§ **Task details**
In the listing below, find every line with the string "author" and pull it out.

= Beginning of Section =

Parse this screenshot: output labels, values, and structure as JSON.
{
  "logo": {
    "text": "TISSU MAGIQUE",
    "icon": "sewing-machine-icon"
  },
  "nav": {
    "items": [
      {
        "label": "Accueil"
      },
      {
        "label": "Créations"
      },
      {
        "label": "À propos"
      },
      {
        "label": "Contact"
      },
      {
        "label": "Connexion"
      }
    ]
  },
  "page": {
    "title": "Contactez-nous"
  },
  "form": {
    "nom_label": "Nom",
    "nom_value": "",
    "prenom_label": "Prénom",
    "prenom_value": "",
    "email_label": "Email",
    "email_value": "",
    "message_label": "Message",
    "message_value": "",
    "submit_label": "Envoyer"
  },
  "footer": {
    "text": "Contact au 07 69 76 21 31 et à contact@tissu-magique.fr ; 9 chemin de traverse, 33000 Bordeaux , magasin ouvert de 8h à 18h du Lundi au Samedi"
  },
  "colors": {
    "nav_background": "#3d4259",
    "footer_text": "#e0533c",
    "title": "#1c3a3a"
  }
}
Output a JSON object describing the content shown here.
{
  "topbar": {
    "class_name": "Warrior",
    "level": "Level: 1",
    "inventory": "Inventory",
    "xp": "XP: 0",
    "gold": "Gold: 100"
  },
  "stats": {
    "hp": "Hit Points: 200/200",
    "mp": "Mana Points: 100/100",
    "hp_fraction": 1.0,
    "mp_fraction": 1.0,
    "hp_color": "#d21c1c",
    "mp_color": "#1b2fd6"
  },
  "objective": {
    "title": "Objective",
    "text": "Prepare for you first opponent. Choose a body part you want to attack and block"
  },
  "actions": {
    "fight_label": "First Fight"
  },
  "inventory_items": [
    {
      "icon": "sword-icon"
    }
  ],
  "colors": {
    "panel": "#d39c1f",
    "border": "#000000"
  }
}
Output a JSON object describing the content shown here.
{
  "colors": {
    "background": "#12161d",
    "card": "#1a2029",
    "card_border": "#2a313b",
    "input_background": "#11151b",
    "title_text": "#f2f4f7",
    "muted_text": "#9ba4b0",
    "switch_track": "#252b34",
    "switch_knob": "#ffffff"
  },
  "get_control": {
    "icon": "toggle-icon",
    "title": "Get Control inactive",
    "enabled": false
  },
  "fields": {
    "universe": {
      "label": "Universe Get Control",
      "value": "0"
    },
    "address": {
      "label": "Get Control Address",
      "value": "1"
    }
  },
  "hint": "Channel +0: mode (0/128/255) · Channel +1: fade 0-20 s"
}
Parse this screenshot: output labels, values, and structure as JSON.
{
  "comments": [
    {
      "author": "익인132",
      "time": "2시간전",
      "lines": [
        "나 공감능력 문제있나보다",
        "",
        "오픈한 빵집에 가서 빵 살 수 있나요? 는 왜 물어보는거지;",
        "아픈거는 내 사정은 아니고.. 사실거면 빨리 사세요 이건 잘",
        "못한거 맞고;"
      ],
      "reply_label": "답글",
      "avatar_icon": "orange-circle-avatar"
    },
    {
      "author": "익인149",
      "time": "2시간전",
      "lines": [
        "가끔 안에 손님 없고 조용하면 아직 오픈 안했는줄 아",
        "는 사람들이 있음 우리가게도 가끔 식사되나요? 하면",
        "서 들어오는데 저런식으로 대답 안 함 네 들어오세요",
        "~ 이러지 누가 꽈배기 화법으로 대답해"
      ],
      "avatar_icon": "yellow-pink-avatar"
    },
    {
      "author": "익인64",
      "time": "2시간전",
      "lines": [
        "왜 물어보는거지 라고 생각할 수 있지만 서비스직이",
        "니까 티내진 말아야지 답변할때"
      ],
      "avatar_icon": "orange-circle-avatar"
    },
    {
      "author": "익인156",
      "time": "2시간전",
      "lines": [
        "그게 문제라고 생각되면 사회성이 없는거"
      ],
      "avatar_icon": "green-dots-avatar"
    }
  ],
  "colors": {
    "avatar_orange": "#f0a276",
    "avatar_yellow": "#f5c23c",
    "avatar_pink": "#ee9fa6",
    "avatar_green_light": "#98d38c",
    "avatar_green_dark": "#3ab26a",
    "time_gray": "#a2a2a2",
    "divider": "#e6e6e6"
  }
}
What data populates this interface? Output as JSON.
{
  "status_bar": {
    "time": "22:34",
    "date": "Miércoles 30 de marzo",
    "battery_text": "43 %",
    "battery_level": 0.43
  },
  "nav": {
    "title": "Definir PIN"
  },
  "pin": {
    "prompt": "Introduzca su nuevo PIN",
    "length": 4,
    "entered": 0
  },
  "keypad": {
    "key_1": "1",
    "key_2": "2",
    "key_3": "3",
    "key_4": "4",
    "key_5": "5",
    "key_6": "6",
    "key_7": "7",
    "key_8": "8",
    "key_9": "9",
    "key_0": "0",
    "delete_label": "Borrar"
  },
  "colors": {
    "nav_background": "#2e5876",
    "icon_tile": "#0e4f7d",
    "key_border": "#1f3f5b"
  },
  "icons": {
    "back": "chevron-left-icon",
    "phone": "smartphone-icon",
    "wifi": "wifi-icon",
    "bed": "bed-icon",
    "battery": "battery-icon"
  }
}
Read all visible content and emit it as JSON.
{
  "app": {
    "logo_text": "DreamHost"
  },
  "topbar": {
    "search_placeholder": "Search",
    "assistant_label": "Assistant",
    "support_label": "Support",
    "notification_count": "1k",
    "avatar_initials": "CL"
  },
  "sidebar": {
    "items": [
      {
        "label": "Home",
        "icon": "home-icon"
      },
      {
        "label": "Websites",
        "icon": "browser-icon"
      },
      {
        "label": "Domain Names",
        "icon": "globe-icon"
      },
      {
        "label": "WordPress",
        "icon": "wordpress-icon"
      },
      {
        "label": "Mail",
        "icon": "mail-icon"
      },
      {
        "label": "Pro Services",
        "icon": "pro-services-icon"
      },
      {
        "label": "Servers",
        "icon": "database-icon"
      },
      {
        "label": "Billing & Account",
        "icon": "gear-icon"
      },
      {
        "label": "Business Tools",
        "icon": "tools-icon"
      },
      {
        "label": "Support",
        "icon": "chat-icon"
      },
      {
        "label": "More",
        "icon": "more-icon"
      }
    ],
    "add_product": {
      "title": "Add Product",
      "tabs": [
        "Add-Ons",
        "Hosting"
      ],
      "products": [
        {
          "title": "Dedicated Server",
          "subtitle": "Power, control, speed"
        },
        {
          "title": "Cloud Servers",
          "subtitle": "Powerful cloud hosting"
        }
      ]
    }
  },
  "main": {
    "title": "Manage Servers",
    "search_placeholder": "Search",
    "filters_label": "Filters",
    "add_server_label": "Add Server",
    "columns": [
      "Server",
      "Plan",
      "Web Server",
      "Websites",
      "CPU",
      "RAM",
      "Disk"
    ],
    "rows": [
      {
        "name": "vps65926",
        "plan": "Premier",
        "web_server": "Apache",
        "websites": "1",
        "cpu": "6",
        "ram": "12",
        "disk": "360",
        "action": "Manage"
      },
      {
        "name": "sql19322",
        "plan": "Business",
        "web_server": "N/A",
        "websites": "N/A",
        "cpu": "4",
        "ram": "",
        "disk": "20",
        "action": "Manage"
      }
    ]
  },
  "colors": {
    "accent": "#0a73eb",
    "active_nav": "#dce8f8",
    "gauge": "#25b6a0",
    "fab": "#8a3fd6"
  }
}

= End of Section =

§ **Written answer**
      "author": "익인132",
      "author": "익인149",
      "author": "익인64",
      "author": "익인156",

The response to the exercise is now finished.